▶ [INPUT RECORDS]
------------------------------------------------------------------------

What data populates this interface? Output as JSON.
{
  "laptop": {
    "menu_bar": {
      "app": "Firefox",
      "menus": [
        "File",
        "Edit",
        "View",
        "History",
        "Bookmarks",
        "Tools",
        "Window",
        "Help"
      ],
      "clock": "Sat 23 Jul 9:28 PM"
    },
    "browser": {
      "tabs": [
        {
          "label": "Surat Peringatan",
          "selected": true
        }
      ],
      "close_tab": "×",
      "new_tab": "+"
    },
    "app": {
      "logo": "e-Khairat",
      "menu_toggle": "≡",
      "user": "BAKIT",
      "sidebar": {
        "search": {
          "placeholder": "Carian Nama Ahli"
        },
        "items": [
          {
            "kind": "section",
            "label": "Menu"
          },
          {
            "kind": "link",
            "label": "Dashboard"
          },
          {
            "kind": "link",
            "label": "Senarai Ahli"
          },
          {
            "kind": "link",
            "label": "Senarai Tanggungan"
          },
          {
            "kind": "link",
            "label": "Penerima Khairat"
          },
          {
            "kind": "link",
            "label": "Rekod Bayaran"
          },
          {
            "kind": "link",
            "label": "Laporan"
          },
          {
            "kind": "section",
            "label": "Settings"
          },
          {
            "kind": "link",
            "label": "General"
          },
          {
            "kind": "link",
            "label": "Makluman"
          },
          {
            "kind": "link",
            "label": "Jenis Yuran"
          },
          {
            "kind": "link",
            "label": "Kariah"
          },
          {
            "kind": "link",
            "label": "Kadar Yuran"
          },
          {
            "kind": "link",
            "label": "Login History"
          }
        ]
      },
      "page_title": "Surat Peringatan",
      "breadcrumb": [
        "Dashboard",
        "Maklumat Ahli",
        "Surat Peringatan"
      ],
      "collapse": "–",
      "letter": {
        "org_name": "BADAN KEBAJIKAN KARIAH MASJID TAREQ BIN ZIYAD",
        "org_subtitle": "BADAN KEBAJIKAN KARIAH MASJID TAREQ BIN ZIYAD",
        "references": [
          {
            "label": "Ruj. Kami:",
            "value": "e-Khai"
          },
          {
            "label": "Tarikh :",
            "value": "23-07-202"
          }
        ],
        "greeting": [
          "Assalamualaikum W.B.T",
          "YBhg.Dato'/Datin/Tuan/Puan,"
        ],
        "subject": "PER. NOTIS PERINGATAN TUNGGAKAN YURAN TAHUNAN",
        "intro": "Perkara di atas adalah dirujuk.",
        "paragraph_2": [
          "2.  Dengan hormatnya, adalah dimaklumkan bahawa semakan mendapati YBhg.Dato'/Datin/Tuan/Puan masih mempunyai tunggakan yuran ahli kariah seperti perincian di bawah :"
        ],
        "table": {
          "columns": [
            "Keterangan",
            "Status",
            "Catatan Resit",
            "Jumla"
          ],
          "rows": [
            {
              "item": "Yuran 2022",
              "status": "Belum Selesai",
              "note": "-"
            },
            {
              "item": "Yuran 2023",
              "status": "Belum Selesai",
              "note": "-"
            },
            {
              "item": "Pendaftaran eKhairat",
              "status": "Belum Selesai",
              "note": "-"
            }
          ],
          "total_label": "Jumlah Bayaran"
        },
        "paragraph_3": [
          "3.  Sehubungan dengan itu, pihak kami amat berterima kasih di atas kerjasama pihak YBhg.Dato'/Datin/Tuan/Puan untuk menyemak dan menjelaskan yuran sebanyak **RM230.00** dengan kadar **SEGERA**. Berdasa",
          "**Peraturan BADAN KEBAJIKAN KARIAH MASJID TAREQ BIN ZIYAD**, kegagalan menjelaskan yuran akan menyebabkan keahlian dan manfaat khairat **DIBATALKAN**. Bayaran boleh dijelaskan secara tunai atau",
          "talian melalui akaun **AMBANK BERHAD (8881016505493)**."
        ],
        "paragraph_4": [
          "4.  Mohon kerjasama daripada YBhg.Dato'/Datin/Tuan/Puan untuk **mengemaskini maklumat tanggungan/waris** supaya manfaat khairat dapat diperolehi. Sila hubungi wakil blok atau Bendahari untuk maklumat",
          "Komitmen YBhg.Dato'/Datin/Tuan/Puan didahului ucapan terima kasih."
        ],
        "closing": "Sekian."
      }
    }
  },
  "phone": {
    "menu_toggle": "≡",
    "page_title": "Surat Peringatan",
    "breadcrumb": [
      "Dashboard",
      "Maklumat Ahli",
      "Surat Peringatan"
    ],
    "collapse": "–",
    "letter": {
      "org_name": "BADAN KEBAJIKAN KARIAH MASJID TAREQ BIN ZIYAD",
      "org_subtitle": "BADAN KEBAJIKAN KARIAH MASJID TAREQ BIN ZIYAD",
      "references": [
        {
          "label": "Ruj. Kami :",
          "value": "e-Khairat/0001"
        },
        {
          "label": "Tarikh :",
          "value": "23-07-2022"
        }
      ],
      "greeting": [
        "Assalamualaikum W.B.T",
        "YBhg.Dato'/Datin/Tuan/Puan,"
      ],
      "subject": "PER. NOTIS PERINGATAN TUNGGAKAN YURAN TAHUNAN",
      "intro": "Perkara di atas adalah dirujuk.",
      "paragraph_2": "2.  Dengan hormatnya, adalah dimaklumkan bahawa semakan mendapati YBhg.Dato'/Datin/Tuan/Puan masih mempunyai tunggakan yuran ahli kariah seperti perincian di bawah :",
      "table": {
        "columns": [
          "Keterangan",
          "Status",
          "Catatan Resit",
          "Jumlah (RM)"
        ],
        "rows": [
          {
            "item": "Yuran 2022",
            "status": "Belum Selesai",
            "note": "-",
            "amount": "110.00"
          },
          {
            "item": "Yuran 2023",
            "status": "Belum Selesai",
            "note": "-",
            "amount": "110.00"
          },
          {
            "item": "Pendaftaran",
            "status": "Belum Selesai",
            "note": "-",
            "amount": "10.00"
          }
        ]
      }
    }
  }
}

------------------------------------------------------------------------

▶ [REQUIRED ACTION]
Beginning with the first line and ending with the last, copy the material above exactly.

▶ [RESULT OF THIS TASK]
What data populates this interface? Output as JSON.
{
  "laptop": {
    "menu_bar": {
      "app": "Firefox",
      "menus": [
        "File",
        "Edit",
        "View",
        "History",
        "Bookmarks",
        "Tools",
        "Window",
        "Help"
      ],
      "clock": "Sat 23 Jul 9:28 PM"
    },
    "browser": {
      "tabs": [
        {
          "label": "Surat Peringatan",
          "selected": true
        }
      ],
      "close_tab": "×",
      "new_tab": "+"
    },
    "app": {
      "logo": "e-Khairat",
      "menu_toggle": "≡",
      "user": "BAKIT",
      "sidebar": {
        "search": {
          "placeholder": "Carian Nama Ahli"
        },
        "items": [
          {
            "kind": "section",
            "label": "Menu"
          },
          {
            "kind": "link",
            "label": "Dashboard"
          },
          {
            "kind": "link",
            "label": "Senarai Ahli"
          },
          {
            "kind": "link",
            "label": "Senarai Tanggungan"
          },
          {
            "kind": "link",
            "label": "Penerima Khairat"
          },
          {
            "kind": "link",
            "label": "Rekod Bayaran"
          },
          {
            "kind": "link",
            "label": "Laporan"
          },
          {
            "kind": "section",
            "label": "Settings"
          },
          {
            "kind": "link",
            "label": "General"
          },
          {
            "kind": "link",
            "label": "Makluman"
          },
          {
            "kind": "link",
            "label": "Jenis Yuran"
          },
          {
            "kind": "link",
            "label": "Kariah"
          },
          {
            "kind": "link",
            "label": "Kadar Yuran"
          },
          {
            "kind": "link",
            "label": "Login History"
          }
        ]
      },
      "page_title": "Surat Peringatan",
      "breadcrumb": [
        "Dashboard",
        "Maklumat Ahli",
        "Surat Peringatan"
      ],
      "collapse": "–",
      "letter": {
        "org_name": "BADAN KEBAJIKAN KARIAH MASJID TAREQ BIN ZIYAD",
        "org_subtitle": "BADAN KEBAJIKAN KARIAH MASJID TAREQ BIN ZIYAD",
        "references": [
          {
            "label": "Ruj. Kami:",
            "value": "e-Khai"
          },
          {
            "label": "Tarikh :",
            "value": "23-07-202"
          }
        ],
        "greeting": [
          "Assalamualaikum W.B.T",
          "YBhg.Dato'/Datin/Tuan/Puan,"
        ],
        "subject": "PER. NOTIS PERINGATAN TUNGGAKAN YURAN TAHUNAN",
        "intro": "Perkara di atas adalah dirujuk.",
        "paragraph_2": [
          "2.  Dengan hormatnya, adalah dimaklumkan bahawa semakan mendapati YBhg.Dato'/Datin/Tuan/Puan masih mempunyai tunggakan yuran ahli kariah seperti perincian di bawah :"
        ],
        "table": {
          "columns": [
            "Keterangan",
            "Status",
            "Catatan Resit",
            "Jumla"
          ],
          "rows": [
            {
              "item": "Yuran 2022",
              "status": "Belum Selesai",
              "note": "-"
            },
            {
              "item": "Yuran 2023",
              "status": "Belum Selesai",
              "note": "-"
            },
            {
              "item": "Pendaftaran eKhairat",
              "status": "Belum Selesai",
              "note": "-"
            }
          ],
          "total_label": "Jumlah Bayaran"
        },
        "paragraph_3": [
          "3.  Sehubungan dengan itu, pihak kami amat berterima kasih di atas kerjasama pihak YBhg.Dato'/Datin/Tuan/Puan untuk menyemak dan menjelaskan yuran sebanyak **RM230.00** dengan kadar **SEGERA**. Berdasa",
          "**Peraturan BADAN KEBAJIKAN KARIAH MASJID TAREQ BIN ZIYAD**, kegagalan menjelaskan yuran akan menyebabkan keahlian dan manfaat khairat **DIBATALKAN**. Bayaran boleh dijelaskan secara tunai atau",
          "talian melalui akaun **AMBANK BERHAD (8881016505493)**."
        ],
        "paragraph_4": [
          "4.  Mohon kerjasama daripada YBhg.Dato'/Datin/Tuan/Puan untuk **mengemaskini maklumat tanggungan/waris** supaya manfaat khairat dapat diperolehi. Sila hubungi wakil blok atau Bendahari untuk maklumat",
          "Komitmen YBhg.Dato'/Datin/Tuan/Puan didahului ucapan terima kasih."
        ],
        "closing": "Sekian."
      }
    }
  },
  "phone": {
    "menu_toggle": "≡",
    "page_title": "Surat Peringatan",
    "breadcrumb": [
      "Dashboard",
      "Maklumat Ahli",
      "Surat Peringatan"
    ],
    "collapse": "–",
    "letter": {
      "org_name": "BADAN KEBAJIKAN KARIAH MASJID TAREQ BIN ZIYAD",
      "org_subtitle": "BADAN KEBAJIKAN KARIAH MASJID TAREQ BIN ZIYAD",
      "references": [
        {
          "label": "Ruj. Kami :",
          "value": "e-Khairat/0001"
        },
        {
          "label": "Tarikh :",
          "value": "23-07-2022"
        }
      ],
      "greeting": [
        "Assalamualaikum W.B.T",
        "YBhg.Dato'/Datin/Tuan/Puan,"
      ],
      "subject": "PER. NOTIS PERINGATAN TUNGGAKAN YURAN TAHUNAN",
      "intro": "Perkara di atas adalah dirujuk.",
      "paragraph_2": "2.  Dengan hormatnya, adalah dimaklumkan bahawa semakan mendapati YBhg.Dato'/Datin/Tuan/Puan masih mempunyai tunggakan yuran ahli kariah seperti perincian di bawah :",
      "table": {
        "columns": [
          "Keterangan",
          "Status",
          "Catatan Resit",
          "Jumlah (RM)"
        ],
        "rows": [
          {
            "item": "Yuran 2022",
            "status": "Belum Selesai",
            "note": "-",
            "amount": "110.00"
          },
          {
            "item": "Yuran 2023",
            "status": "Belum Selesai",
            "note": "-",
            "amount": "110.00"
          },
          {
            "item": "Pendaftaran",
            "status": "Belum Selesai",
            "note": "-",
            "amount": "10.00"
          }
        ]
      }
    }
  }
}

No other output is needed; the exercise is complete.